Using Trial Balance Reports to Track Accounts Payable and Receivable

Using Trial Balance Reports to Track Accounts Payable and Receivable

Posted In | Finance | Accounting Software | Trial Balance, P&L & Balance Sheet reports

A trial balance report is a fundamental accounting tool that helps businesses track and manage their financial transactions. It lists all general ledger accounts with their respective debit and credit balances, providing a snapshot of a company's financial position at a specific point in time. Among the various accounts listed in a trial balance, accounts payable and receivable are crucial components that directly impact a business's cash flow and working capital. This article will explore how trial balance reports can be utilized to track and manage accounts payable and receivable, ultimately enhancing financial management and decision-making.

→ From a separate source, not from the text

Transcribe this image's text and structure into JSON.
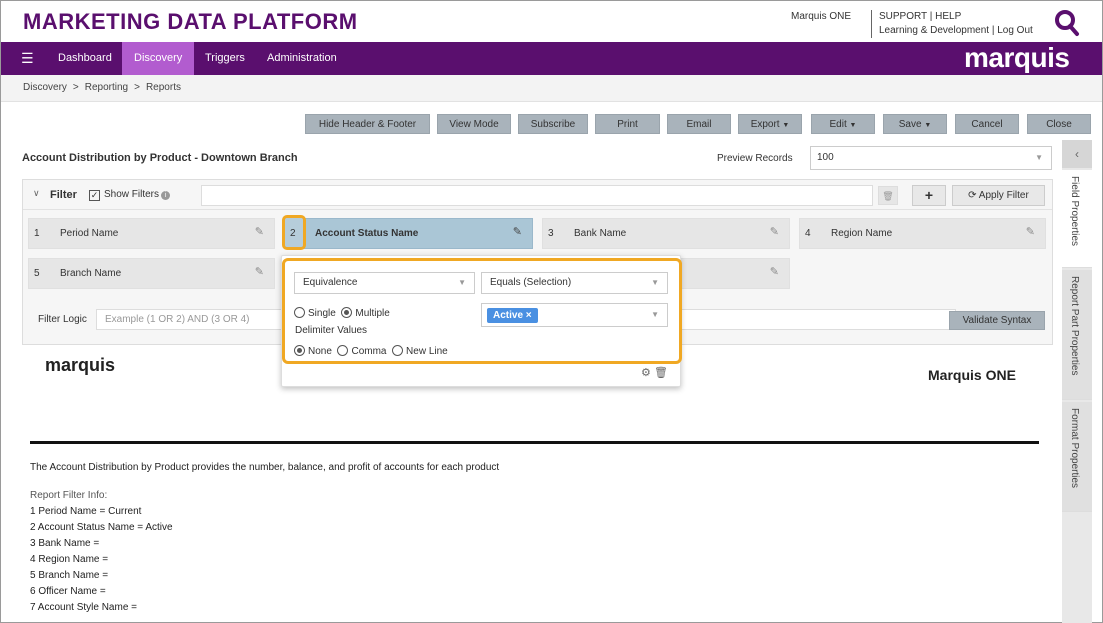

Understanding Accounts Payable and Receivable

  1. Accounts Payable: Accounts payable represents the amount a business owes to its suppliers for goods or services purchased on credit. These are short-term liabilities that need to be paid within a specific period, usually 30 to 90 days.

  2. Accounts Receivable: Accounts receivable represents the amount owed to a business by its customers for goods or services provided on credit. These are short-term assets that are expected to be collected within a specific period, typically 30 to 90 days.

Using Trial Balance Reports to Track Accounts Payable and Receivable

A trial balance report can be a valuable tool for tracking and managing accounts payable and receivable in the following ways:

  1. Monitoring Account Balances: A trial balance report lists the current balances of accounts payable and receivable, providing a clear overview of outstanding amounts owed to suppliers and by customers. Regularly reviewing these balances helps businesses identify overdue payments and effectively manage their working capital.

  2. Ensuring Accurate Record-Keeping: The trial balance report enables businesses to verify the accuracy of their financial records by ensuring that the total debits equal the total credits. Any discrepancies in the trial balance can indicate errors in transaction recording, which should be investigated and resolved to maintain accurate accounts payable and receivable records.

  3. Assessing Credit Management: By analyzing the trial balance report, businesses can evaluate the effectiveness of their credit management policies, such as payment terms and credit limits. This analysis can help businesses optimize their credit policies to minimize the risk of bad debts and improve cash flow.

  4. Identifying Potential Cash Flow Issues: Regularly monitoring accounts payable and receivable balances in the trial balance report can help businesses identify potential cash flow problems. For example, if accounts receivable balances are consistently higher than accounts payable balances, the business may face cash flow challenges due to slow-paying customers.

  5. Informing Financial Decision-Making: The trial balance report provides a snapshot of a company's financial position, including accounts payable and receivable. This information can inform various financial decisions, such as negotiating payment terms with suppliers, extending credit to customers, and managing cash flow effectively.

Utilizing trial balance reports to track accounts payable and receivable is an effective way to enhance financial management and decision-making. By regularly monitoring account balances, ensuring accurate record-keeping, and analyzing credit management policies, businesses can optimize their working capital, improve cash flow, and minimize financial risks. Leveraging trial balance reports as part of a comprehensive financial management strategy can contribute to the long-term success and stability of any business.